** Dataset follows **

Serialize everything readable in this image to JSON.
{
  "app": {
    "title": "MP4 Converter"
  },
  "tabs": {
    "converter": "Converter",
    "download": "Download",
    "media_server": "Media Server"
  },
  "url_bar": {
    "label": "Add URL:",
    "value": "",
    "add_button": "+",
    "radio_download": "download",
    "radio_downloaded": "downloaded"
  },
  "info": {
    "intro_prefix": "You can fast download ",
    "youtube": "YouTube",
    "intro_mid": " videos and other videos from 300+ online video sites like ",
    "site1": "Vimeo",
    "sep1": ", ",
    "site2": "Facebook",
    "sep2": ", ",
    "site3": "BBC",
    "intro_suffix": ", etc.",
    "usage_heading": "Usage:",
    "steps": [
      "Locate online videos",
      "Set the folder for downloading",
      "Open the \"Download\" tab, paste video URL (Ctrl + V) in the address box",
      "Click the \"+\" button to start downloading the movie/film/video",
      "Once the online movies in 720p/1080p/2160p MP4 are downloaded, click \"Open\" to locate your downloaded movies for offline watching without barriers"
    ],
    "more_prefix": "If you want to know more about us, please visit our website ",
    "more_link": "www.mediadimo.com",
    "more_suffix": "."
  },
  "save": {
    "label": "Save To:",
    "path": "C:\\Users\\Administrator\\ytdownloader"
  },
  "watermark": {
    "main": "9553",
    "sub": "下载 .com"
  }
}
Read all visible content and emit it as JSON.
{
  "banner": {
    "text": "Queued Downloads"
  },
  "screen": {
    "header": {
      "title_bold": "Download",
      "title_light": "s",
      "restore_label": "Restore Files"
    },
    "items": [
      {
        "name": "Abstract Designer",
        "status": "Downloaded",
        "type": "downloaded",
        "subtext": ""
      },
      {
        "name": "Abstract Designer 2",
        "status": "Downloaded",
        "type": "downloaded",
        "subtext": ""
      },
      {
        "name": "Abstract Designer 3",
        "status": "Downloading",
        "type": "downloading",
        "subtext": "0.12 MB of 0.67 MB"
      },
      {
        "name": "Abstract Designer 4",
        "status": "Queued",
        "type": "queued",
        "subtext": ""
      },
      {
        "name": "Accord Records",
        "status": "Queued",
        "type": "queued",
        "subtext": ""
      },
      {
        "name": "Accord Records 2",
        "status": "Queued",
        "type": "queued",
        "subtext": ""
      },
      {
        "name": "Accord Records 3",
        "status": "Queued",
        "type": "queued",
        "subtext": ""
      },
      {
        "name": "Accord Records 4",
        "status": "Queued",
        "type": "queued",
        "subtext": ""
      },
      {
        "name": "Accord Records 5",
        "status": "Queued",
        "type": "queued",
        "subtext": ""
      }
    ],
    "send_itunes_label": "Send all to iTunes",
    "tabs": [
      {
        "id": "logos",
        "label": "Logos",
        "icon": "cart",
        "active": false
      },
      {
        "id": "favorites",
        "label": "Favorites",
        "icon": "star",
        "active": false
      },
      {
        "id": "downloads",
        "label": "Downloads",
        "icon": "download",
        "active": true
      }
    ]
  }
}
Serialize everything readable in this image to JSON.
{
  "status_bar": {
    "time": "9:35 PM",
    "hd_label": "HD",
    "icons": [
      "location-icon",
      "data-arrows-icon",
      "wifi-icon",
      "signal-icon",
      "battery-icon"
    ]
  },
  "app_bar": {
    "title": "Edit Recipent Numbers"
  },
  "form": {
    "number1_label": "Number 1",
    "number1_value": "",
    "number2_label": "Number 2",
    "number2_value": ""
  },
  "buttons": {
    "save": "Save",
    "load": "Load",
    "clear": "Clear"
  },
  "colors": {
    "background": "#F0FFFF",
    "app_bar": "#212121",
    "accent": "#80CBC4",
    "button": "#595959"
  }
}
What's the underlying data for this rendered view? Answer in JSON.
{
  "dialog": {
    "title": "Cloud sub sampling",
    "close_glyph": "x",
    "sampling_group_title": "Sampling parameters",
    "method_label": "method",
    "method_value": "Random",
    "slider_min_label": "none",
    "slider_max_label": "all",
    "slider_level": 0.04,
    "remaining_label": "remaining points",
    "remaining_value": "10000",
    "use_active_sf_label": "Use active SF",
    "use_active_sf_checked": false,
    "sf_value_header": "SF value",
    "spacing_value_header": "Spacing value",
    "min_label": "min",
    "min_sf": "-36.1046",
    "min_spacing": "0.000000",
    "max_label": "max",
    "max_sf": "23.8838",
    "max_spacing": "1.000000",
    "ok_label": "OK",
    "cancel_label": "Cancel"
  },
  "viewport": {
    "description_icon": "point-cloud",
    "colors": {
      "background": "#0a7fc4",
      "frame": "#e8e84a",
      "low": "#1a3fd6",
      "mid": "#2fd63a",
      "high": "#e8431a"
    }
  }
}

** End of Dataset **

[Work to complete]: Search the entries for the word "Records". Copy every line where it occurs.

[Solution to this problem]:
        "name": "Accord Records",
        "name": "Accord Records 2",
        "name": "Accord Records 3",
        "name": "Accord Records 4",
        "name": "Accord Records 5",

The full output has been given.